Teachers with the United Federation of Teachers in the New York public school system have their first contract in five years. Pending votes by the membership and the union board, an agreement has been reached. This is almost newsworthy enough in and of itself: teachers citywide will be receiving their first pay raises since 2009 and backpay for their time working under the lapsed contract. They’re trading these monies for concessions on marginal health care costs (some of this hasn’t been detailed yet and could prove a bigger deal down the road) and new policies about handling the teachers in the Absent Teacher Reserve (ATR). This is the pool of teachers who have been idled either as a result of layoffs or disciplinary action (the later assigned to what has been called the “rubber room,") but who remain eligible to claim a full pay. At an annual cost of $120 million in salaries, the ATR has long been a target of mayors and commissioners, especially during the Bloomberg administration, who hoped to thin the numbers in the program. Tenure rules and general bad blood between the union and the city have made the problem intractable. Now, teachers in the ATR will be the first to fill vacancies but will also be subject to relaxed procedures for dismissal if they continue to cycle back into the pool. Those with unresolved conduct issues would presumably be excluded. Some teachers see a threat in this, but it sounds like fairly good progress in a system with 1,200 of these teachers sitting largely idle.
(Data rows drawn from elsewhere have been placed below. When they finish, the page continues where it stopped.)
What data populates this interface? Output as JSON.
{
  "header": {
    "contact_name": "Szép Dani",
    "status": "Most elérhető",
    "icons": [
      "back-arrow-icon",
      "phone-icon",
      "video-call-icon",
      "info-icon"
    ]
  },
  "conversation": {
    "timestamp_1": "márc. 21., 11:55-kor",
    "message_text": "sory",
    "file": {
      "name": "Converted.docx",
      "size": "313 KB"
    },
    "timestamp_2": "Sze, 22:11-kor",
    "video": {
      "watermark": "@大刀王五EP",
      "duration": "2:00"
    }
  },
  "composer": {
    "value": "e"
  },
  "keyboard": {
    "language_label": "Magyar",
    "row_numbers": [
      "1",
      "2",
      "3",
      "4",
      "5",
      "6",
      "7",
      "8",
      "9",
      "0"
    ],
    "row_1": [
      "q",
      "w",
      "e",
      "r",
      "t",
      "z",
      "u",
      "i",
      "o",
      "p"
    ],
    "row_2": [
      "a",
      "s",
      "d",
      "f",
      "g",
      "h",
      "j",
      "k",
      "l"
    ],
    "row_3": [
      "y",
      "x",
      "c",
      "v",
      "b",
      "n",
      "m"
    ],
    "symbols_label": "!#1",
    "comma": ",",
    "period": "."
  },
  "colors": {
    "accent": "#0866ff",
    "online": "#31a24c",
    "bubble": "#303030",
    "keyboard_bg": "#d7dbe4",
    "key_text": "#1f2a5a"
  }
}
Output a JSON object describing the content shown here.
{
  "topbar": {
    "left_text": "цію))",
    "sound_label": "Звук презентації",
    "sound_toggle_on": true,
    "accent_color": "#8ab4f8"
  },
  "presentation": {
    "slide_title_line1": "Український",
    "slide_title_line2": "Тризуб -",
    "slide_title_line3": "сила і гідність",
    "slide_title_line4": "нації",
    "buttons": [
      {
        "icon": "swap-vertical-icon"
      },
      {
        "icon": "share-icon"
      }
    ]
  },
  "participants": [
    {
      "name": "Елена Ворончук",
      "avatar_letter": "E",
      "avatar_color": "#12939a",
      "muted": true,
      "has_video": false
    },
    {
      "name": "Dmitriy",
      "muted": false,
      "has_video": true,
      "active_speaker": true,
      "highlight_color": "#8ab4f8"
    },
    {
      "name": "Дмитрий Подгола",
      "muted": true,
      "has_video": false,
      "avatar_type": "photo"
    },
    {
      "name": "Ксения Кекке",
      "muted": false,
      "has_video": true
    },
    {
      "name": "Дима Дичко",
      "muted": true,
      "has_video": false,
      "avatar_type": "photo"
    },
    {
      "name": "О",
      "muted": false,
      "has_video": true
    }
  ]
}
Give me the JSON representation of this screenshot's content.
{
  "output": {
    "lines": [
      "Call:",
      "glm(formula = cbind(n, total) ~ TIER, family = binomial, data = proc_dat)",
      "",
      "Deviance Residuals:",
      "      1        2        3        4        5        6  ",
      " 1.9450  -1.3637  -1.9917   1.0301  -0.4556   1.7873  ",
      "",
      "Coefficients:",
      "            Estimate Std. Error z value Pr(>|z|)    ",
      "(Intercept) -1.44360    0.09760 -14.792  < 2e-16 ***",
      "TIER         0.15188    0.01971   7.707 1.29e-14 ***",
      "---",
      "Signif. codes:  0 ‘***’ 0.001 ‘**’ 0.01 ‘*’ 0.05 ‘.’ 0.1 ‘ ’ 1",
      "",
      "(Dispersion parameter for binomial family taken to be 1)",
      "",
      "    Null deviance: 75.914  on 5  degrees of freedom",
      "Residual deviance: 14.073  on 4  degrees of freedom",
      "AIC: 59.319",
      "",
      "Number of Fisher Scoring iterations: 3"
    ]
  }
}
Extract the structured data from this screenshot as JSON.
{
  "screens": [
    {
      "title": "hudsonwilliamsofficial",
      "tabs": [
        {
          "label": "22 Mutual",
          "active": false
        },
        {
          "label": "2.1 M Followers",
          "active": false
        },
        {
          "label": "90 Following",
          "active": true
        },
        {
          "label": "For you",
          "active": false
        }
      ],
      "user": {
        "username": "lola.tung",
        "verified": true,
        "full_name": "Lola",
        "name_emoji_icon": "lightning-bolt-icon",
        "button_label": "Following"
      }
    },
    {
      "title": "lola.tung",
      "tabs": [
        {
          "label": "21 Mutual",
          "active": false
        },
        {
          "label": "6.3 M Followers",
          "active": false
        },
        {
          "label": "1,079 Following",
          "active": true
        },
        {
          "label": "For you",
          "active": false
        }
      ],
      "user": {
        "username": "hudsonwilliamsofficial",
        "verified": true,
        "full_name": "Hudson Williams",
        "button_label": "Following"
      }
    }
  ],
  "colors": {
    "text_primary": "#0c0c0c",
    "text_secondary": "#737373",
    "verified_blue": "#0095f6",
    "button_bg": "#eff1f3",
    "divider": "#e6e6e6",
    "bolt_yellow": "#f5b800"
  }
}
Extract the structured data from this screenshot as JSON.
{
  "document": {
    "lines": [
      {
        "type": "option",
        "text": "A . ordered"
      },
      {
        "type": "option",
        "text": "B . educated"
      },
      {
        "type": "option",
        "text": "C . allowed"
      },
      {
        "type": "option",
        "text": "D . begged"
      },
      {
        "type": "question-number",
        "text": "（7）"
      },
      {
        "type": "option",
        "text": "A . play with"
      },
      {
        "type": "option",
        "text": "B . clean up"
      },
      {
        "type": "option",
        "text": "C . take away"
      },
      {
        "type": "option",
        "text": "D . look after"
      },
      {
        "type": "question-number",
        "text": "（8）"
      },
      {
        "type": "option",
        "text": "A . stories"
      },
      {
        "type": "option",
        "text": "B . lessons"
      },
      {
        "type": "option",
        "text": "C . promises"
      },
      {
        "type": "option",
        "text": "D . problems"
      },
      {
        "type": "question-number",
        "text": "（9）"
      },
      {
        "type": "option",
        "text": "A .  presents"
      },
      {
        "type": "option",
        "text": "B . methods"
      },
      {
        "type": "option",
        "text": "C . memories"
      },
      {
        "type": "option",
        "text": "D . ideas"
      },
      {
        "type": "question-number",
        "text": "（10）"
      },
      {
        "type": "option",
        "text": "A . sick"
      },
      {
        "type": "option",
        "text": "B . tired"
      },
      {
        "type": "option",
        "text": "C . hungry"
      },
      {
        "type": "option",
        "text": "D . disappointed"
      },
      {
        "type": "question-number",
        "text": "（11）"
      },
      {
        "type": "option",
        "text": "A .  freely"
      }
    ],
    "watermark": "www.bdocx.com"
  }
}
At the other end of the spectrum, the union granted the De Blasio administration the power to give forms of merit bonuses to worthy teachers. Despite misgivings about favoritism and the methods for identifying meritorious teachers, the UFT and the DoE signed off on a sliding scale of pay bumps for selected high-quality teachers who serve in various ways as mentors to their lower performing colleagues. Bonuses for teachers who opt to take employment in underserved schools would also be given. In all, the effort has the chance of bringing great knowledge exchange to the system and creates greater incentives for dynamism within the workforce. These seem to be almost unequivocally good things.
But the contract in itself isn’t, in some ways, the most important story. Perhaps more important, as we find ourselves in another contentious state testing season, is the shift in tone that’s potentially signaled by the fact of a contract at all. For years, it has seemed that the Department and the teachers have been working at cross-purposes. The Department seemed to be shoving testing metrics, curricula, and punitive measures on the schools. The teachers were escalating tensions and going to the extremes of rhetoric that only cost them public good will. This agreement could provide the space for the De Blasio administration, the DoE and the teachers to take more concerted action to improve student outcomes. There are enough cultural and political forces dragging on our public schools; constant, nasty strife between the DoE and the UFT needn’t be another yoke on our schools’ progress. Here’s hoping this marks a new start!